>>>

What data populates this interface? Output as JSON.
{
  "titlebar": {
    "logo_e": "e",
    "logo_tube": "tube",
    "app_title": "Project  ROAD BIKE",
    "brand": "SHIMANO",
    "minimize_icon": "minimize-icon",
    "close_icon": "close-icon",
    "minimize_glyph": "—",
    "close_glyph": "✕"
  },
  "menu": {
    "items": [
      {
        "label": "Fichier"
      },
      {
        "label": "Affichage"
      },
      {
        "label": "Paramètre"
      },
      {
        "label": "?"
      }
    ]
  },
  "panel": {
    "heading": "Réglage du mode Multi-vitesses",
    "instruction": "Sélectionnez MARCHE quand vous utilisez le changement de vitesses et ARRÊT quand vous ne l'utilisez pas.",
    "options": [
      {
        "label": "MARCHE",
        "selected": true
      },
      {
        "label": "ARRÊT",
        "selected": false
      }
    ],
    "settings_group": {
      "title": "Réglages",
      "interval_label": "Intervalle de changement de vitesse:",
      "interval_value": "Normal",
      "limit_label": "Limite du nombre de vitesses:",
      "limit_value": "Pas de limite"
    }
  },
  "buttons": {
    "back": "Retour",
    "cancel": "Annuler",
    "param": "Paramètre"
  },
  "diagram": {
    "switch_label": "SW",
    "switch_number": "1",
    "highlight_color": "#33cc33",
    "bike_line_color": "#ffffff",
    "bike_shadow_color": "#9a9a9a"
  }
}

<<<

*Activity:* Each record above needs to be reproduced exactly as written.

*Answer:*
What data populates this interface? Output as JSON.
{
  "titlebar": {
    "logo_e": "e",
    "logo_tube": "tube",
    "app_title": "Project  ROAD BIKE",
    "brand": "SHIMANO",
    "minimize_icon": "minimize-icon",
    "close_icon": "close-icon",
    "minimize_glyph": "—",
    "close_glyph": "✕"
  },
  "menu": {
    "items": [
      {
        "label": "Fichier"
      },
      {
        "label": "Affichage"
      },
      {
        "label": "Paramètre"
      },
      {
        "label": "?"
      }
    ]
  },
  "panel": {
    "heading": "Réglage du mode Multi-vitesses",
    "instruction": "Sélectionnez MARCHE quand vous utilisez le changement de vitesses et ARRÊT quand vous ne l'utilisez pas.",
    "options": [
      {
        "label": "MARCHE",
        "selected": true
      },
      {
        "label": "ARRÊT",
        "selected": false
      }
    ],
    "settings_group": {
      "title": "Réglages",
      "interval_label": "Intervalle de changement de vitesse:",
      "interval_value": "Normal",
      "limit_label": "Limite du nombre de vitesses:",
      "limit_value": "Pas de limite"
    }
  },
  "buttons": {
    "back": "Retour",
    "cancel": "Annuler",
    "param": "Paramètre"
  },
  "diagram": {
    "switch_label": "SW",
    "switch_number": "1",
    "highlight_color": "#33cc33",
    "bike_line_color": "#ffffff",
    "bike_shadow_color": "#9a9a9a"
  }
}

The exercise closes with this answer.